++++ Records for the exercise

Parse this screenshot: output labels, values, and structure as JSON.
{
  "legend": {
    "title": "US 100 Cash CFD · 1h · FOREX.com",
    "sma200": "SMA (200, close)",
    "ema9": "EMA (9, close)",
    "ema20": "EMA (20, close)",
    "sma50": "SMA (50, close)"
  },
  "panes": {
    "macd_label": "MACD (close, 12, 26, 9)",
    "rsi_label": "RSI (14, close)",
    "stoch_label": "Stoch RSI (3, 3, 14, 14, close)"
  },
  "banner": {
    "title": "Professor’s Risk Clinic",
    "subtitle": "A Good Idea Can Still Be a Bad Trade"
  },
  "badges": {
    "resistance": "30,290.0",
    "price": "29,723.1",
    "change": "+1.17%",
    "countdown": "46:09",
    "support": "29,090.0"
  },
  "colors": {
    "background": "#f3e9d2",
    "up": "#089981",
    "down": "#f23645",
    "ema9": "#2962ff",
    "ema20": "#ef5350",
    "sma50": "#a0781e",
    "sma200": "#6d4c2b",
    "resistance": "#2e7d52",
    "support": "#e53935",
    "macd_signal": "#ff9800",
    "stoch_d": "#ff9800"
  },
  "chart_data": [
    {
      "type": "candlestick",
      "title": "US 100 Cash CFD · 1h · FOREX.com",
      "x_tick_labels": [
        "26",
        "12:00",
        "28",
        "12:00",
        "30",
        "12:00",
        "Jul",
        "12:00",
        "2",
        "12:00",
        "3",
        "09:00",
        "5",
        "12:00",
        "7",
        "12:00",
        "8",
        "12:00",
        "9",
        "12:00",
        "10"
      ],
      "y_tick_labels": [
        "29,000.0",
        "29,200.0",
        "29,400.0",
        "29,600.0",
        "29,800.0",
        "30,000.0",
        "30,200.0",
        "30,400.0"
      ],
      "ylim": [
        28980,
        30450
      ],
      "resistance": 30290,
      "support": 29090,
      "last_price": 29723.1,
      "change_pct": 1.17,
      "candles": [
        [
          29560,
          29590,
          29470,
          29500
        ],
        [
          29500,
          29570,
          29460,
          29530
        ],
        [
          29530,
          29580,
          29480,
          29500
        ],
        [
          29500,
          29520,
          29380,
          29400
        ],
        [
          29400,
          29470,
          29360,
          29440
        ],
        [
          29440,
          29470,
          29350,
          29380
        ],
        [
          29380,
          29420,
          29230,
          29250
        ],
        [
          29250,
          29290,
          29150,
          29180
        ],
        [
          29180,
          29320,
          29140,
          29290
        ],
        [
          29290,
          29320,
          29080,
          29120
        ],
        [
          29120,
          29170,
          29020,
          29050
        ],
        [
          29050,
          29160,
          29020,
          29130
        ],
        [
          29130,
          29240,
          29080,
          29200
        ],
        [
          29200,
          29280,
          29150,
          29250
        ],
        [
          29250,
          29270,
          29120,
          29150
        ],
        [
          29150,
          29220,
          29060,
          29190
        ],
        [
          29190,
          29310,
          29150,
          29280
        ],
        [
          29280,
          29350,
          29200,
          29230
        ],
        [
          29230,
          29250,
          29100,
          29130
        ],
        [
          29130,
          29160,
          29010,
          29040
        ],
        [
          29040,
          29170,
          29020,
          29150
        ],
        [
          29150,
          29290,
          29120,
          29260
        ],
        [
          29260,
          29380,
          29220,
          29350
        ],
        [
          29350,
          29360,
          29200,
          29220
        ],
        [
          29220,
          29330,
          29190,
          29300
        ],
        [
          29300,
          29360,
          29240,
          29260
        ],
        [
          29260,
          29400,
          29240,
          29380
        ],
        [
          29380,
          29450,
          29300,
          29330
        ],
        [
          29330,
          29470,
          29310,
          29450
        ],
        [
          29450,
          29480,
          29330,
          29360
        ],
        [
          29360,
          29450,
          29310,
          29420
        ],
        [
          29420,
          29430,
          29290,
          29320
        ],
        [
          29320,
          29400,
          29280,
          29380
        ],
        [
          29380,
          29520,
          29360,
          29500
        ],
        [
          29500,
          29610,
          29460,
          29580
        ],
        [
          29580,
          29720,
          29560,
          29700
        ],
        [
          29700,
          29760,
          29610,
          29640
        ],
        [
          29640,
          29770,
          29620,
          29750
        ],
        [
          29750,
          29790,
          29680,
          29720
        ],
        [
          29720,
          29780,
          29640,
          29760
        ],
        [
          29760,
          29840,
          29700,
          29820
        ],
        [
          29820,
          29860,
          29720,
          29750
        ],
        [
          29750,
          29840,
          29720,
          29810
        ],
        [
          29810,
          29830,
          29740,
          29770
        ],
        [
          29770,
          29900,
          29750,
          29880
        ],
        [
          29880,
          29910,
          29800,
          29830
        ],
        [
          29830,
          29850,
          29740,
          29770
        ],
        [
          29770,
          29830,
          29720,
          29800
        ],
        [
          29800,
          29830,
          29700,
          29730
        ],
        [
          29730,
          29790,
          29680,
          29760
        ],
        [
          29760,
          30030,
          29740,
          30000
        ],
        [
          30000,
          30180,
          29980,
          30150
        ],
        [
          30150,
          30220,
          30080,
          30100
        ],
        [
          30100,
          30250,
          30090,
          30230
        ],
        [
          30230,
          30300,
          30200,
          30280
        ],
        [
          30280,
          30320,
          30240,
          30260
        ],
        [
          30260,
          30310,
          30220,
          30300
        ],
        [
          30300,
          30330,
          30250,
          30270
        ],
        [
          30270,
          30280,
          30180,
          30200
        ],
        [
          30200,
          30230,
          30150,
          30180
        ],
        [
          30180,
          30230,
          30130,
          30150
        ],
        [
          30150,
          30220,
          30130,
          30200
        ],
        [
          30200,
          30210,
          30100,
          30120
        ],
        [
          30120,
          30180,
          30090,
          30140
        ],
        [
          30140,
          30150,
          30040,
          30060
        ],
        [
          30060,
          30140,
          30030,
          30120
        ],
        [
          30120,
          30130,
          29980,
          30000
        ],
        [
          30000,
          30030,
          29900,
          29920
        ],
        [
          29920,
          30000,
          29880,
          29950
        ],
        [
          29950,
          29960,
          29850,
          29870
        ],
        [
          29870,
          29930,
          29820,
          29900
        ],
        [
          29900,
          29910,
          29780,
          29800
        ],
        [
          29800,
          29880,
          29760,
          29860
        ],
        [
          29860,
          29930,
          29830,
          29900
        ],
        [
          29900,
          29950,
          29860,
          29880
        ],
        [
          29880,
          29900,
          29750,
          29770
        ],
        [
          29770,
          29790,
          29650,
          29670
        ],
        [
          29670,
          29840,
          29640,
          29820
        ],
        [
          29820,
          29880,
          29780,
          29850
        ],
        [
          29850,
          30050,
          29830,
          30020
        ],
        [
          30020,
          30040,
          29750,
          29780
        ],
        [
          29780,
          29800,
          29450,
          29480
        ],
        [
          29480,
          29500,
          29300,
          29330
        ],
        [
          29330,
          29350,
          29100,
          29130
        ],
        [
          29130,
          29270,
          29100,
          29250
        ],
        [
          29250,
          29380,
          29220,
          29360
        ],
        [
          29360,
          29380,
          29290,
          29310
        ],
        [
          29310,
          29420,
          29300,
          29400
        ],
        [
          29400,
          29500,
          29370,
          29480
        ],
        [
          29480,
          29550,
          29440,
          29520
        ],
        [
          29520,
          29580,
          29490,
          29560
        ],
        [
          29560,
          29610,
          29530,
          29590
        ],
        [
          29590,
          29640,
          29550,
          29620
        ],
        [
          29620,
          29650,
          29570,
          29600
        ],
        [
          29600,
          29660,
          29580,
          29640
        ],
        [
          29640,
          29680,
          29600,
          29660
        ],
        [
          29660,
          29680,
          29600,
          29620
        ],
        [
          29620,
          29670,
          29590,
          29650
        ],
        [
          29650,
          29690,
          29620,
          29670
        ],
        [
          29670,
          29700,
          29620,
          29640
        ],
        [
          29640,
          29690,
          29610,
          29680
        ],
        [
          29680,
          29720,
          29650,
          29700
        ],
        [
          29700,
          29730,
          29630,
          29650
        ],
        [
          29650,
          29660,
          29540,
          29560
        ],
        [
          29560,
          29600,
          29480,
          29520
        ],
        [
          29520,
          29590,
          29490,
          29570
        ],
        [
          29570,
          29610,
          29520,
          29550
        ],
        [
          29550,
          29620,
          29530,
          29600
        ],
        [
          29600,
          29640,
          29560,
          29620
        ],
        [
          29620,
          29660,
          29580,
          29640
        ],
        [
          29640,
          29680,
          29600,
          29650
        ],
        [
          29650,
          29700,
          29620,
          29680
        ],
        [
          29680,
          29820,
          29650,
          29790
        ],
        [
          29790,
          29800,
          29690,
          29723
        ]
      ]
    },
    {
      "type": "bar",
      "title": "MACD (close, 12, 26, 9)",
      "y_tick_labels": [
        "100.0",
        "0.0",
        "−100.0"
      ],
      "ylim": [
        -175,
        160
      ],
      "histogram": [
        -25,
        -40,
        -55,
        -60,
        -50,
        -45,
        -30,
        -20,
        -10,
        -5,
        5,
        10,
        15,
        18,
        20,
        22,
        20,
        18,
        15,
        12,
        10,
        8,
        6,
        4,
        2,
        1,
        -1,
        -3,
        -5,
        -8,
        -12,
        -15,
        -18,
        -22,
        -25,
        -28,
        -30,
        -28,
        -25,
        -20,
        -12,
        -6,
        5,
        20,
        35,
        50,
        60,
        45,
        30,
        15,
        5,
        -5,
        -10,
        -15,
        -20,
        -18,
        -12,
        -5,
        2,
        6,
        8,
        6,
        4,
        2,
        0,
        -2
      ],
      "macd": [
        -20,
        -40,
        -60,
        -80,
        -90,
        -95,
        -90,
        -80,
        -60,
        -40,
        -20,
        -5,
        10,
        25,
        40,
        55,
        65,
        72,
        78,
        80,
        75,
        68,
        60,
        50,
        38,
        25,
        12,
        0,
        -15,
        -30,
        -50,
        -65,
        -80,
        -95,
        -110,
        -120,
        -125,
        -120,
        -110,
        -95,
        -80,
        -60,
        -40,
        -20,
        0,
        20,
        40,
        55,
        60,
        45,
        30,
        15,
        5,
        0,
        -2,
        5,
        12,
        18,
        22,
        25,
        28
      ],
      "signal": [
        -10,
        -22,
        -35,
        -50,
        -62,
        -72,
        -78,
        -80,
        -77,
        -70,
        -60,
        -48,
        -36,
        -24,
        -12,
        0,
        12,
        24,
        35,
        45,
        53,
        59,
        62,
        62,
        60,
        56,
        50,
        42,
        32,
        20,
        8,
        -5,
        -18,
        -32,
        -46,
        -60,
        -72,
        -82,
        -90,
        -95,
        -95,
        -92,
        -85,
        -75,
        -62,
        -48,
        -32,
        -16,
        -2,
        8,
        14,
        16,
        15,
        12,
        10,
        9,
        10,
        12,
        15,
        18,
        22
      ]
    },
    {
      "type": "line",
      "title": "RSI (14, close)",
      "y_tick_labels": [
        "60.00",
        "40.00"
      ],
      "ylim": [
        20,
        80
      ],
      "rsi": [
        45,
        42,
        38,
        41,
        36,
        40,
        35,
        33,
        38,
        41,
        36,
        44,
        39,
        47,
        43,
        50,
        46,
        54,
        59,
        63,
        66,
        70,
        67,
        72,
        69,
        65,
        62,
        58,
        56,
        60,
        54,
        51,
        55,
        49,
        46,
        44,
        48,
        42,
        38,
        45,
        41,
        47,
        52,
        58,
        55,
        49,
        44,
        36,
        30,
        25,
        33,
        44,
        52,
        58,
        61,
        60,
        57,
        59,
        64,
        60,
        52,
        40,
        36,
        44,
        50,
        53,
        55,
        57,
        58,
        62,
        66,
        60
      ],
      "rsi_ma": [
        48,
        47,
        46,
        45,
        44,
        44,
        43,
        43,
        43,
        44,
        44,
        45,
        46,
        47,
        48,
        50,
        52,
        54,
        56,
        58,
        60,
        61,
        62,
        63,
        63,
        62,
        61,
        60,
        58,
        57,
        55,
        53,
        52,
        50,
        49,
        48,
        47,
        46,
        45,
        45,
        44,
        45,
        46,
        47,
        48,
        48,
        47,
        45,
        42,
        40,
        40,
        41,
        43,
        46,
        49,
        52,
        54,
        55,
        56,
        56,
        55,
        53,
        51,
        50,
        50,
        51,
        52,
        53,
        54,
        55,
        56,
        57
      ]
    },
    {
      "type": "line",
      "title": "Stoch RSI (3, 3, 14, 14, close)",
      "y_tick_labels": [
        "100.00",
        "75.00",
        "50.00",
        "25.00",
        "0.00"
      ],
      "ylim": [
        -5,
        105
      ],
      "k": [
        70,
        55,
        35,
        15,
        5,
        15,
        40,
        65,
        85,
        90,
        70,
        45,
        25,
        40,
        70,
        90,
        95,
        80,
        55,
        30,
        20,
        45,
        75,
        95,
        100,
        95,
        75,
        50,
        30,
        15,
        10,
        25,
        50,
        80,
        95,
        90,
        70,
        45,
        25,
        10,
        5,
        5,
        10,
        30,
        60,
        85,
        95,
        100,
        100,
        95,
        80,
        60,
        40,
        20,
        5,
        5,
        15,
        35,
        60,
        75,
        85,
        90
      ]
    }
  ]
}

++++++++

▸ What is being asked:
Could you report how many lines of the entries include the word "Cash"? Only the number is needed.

▸ Answer to the exercise:
2